860 SINGAPORE 100% $19.670 infant mortality 11 Stage 5: The age of high mass-consumption • Consumer based economy • Direction of trade flows JAPAN % urban 61% per capita income $31.750 8.0/1000 Some tests for the Rostow model.310 .040 35/1000 TAIWAN 75% $8k+ 5.450 infant mortality 4.3 • • GHANA 36% $430 81/1000 THAILAND 19% $2.6/1000 USA 75% $24. % urban per capita income infant mortality SAUDI ARABIA 79% $7.780 24 KUWAIT 100% $23.Ashish Parik Primary activity.350 12/1000 East Asia % urban per capita income HONG KONG 100% $17. Will these countries follow the same pattern? Oil rich Middle East 1.160 infant mortality 12 Stage 4: The drive to maturity • Broadening and deepening • Skills of the workforce • Size of the surplus and investment SOUTH KOREA % urban 74% per capita income $7. mainly subsistence agriculture Socially captured surplus lost on religious and military expenditures AFGANISTAN NEPAL % urban 18% 10% per capita income (?) $160 infant mortality 163 102/1000 Stage 2: Preconditions to take-off • Young elite and role • Infrastructure and its role INDIA (until 2000) % urban 31% per capita income $290 infant mortality 44 Stage 3: Take-off • Target sectors • Channeling surplus MALAYSIA % urban 51% per capita income $3.

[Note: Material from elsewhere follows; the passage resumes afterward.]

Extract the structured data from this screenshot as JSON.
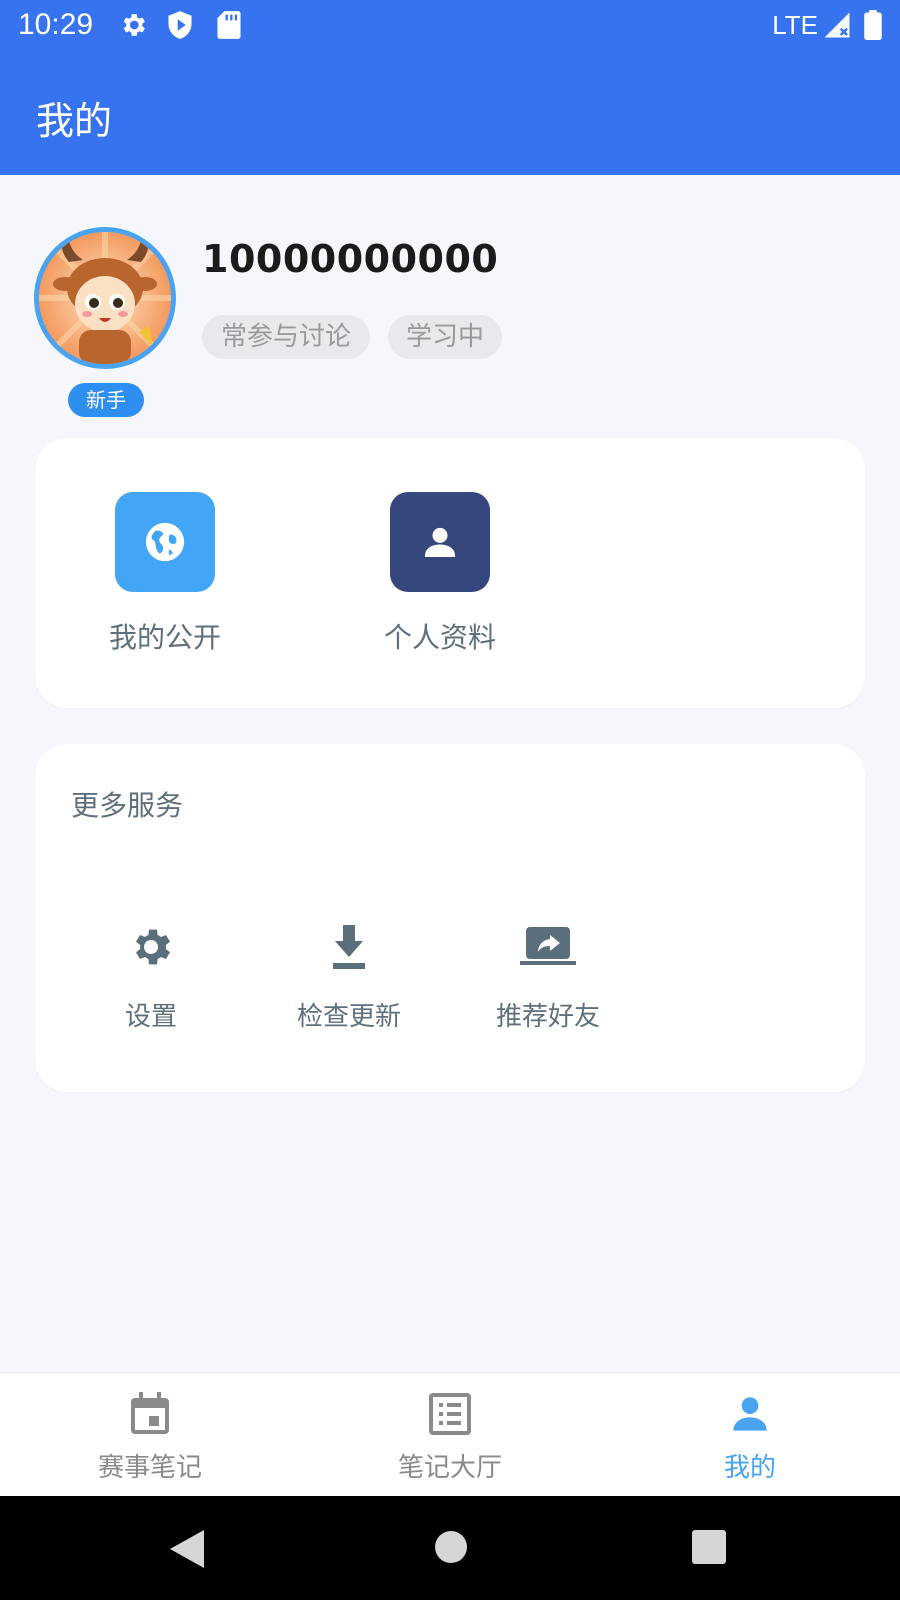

regions. Rostow suggests capital is needed for a country to move from its traditional society (stage 1) to the further stages of development.7/1000 Criticisms of Rostow’s Model Capital. however. especially as applied to the experience and prospects of different countries. For the late starters. the situation is entirely different.Ashish Parik infant mortality Self-sufficiency: % urban per capita income infant mortality CHINA (until 1980) 28% $490 44 CUBA 74% $??? 9. Criticism. The reality is that places and regions are interdependent. The fortunes of any given place are increasingly tied up with those of many others. Rostow's model perpetuates the myth of "developmentalism": the idea that every country and region will eventually make economic progress toward "high mass consumption" provided that they compete to the best of their ability within the world economy. Within this stage the country is self sustaining. and services produced by a country in a particular year. economic growth is spreading and with it transport. technology systems and urbanisation develop. War and economic sanctions can drive the model to a halt or even backwards in extreme circumstances. Growth to Self-Sustaining Economic Development. For these early starters. But the main weakness of developmentalism is that it is simply not fair to compare the prospects of late starters to the experience of those places. but also includes the value of income from abroad. In many developing countries within Asia and Africa there have been large injections of cash yet much of the population are still in the traditional society stage. GNP: similar to GDP. and free of precedents. In a nut shell time spans of growth is a much more complicated picture. Drive to Maturity. the horizons were clear: free of effective competition. Rostow puts forward that there is a short time span between take off (stage 2) and maturity (stage 3) when a country becomes self-sustaining.8 4. and countries that were among the early starters. Today's less developed regions must compete in a crowded field while facing numerous barriers that are a direct consequence of the success of some of the early starters. Criticism. simply due to the fact that developing and newly developed countries learn from economically established countries. free of obstacles. This would be applicable to the current political situation in Iraq. It is. but in doing so have incurred massive national debts. too simplistic to be of much help in understanding human geography. Criticism. Countries such as Brazil and Mexico have moved on to the Preconditions for take off (stage 2) economically. This should be remembered in its application. There is possible confusion between the terms GNP and GDP: GDP: an estimate of the total value of all materials. foodstuffs. Rostow's model and his view of the world has become very widespread.4/1000 4. goods. The use of GNP as a tool for indicating the development of a country is limited by its generalizations. .